======== The records ========

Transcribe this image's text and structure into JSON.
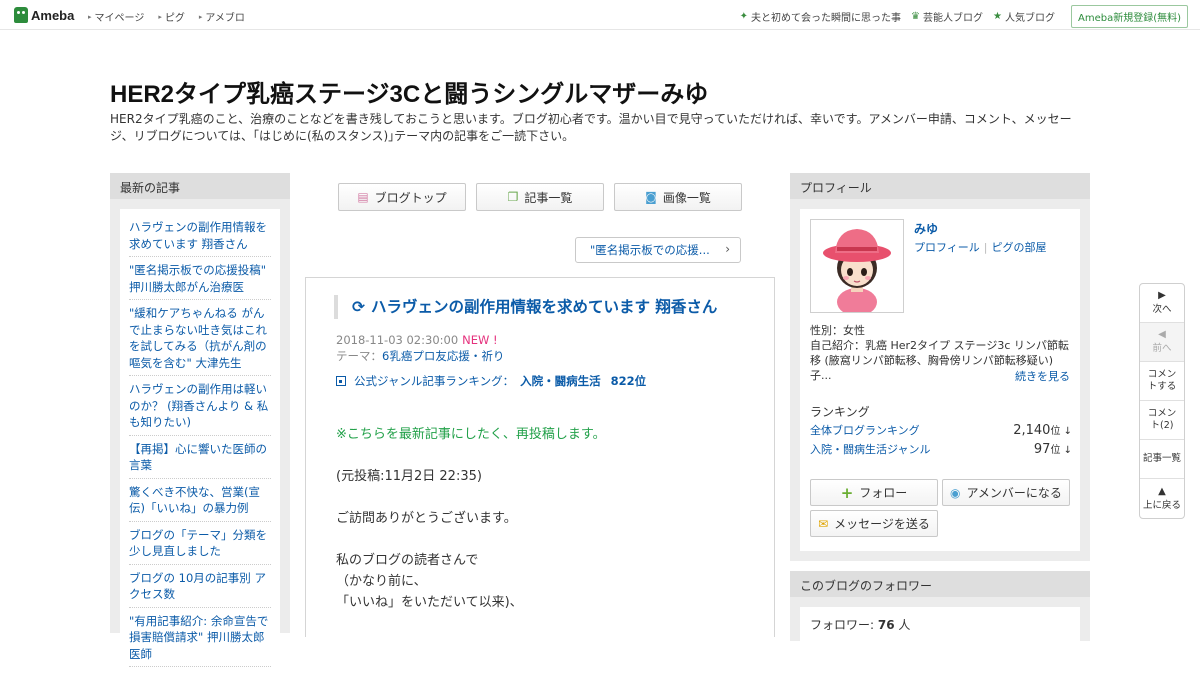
{
  "topbar": {
    "logo": "Ameba",
    "nav": [
      "マイページ",
      "ピグ",
      "アメブロ"
    ],
    "right_links": [
      "夫と初めて会った瞬間に思った事",
      "芸能人ブログ",
      "人気ブログ"
    ],
    "register": "Ameba新規登録(無料)"
  },
  "header": {
    "title": "HER2タイプ乳癌ステージ3Cと闘うシングルマザーみゆ",
    "description": "HER2タイプ乳癌のこと、治療のことなどを書き残しておこうと思います。ブログ初心者です。温かい目で見守っていただければ、幸いです。アメンバー申請、コメント、メッセージ、リブログについては、｢はじめに(私のスタンス)｣テーマ内の記事をご一読下さい。"
  },
  "left": {
    "heading": "最新の記事",
    "entries": [
      "ハラヴェンの副作用情報を求めています 翔香さん",
      "\"匿名掲示板での応援投稿\" 押川勝太郎がん治療医",
      "\"緩和ケアちゃんねる がんで止まらない吐き気はこれを試してみる（抗がん剤の嘔気を含む\" 大津先生",
      "ハラヴェンの副作用は軽いのか？ (翔香さんより & 私も知りたい)",
      "【再掲】心に響いた医師の言葉",
      "驚くべき不快な、営業(宣伝)「いいね」の暴力例",
      "ブログの「テーマ」分類を少し見直しました",
      "ブログの 10月の記事別 アクセス数",
      "\"有用記事紹介: 余命宣告で損害賠償請求\" 押川勝太郎医師"
    ]
  },
  "tabs": [
    {
      "label": "ブログトップ",
      "icon": "document-icon"
    },
    {
      "label": "記事一覧",
      "icon": "list-icon"
    },
    {
      "label": "画像一覧",
      "icon": "camera-icon"
    }
  ],
  "prev_post": "\"匿名掲示板での応援...",
  "article": {
    "title": "ハラヴェンの副作用情報を求めています 翔香さん",
    "date": "2018-11-03 02:30:00",
    "new_badge": "NEW !",
    "theme_label": "テーマ：",
    "theme": "6乳癌プロ友応援・祈り",
    "ranking_label": "公式ジャンル記事ランキング：",
    "ranking_genre": "入院・闘病生活",
    "ranking_value": "822位",
    "body": [
      "※こちらを最新記事にしたく、再投稿します。",
      "(元投稿:11月2日 22:35)",
      "ご訪問ありがとうございます。",
      "私のブログの読者さんで",
      "（かなり前に、",
      "「いいね」をいただいて以来)、"
    ]
  },
  "profile": {
    "heading": "プロフィール",
    "name": "みゆ",
    "link_profile": "プロフィール",
    "link_pig": "ピグの部屋",
    "gender": "性別：女性",
    "intro": "自己紹介：乳癌 Her2タイプ ステージ3c リンパ節転移 (腋窩リンパ節転移、胸骨傍リンパ節転移疑い) 子...",
    "more": "続きを見る",
    "ranking_heading": "ランキング",
    "rankings": [
      {
        "label": "全体ブログランキング",
        "value": "2,140",
        "unit": "位 ↓"
      },
      {
        "label": "入院・闘病生活ジャンル",
        "value": "97",
        "unit": "位 ↓"
      }
    ],
    "follow": "フォロー",
    "amember": "アメンバーになる",
    "message": "メッセージを送る"
  },
  "followers": {
    "heading": "このブログのフォロワー",
    "label": "フォロワー:",
    "count": "76",
    "unit": "人"
  },
  "sidenav": [
    {
      "label": "次へ",
      "icon": "arrow-right-icon"
    },
    {
      "label": "前へ",
      "icon": "arrow-left-icon"
    },
    {
      "label": "コメントする"
    },
    {
      "label": "コメント(2)"
    },
    {
      "label": "記事一覧"
    },
    {
      "label": "上に戻る",
      "icon": "arrow-up-icon"
    }
  ],
  "colors": {
    "accent": "#2d8c3c",
    "link": "#0b5ba8",
    "new": "#e5317d",
    "green_text": "#23a14a"
  }
}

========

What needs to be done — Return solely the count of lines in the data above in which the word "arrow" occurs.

Task answer — 3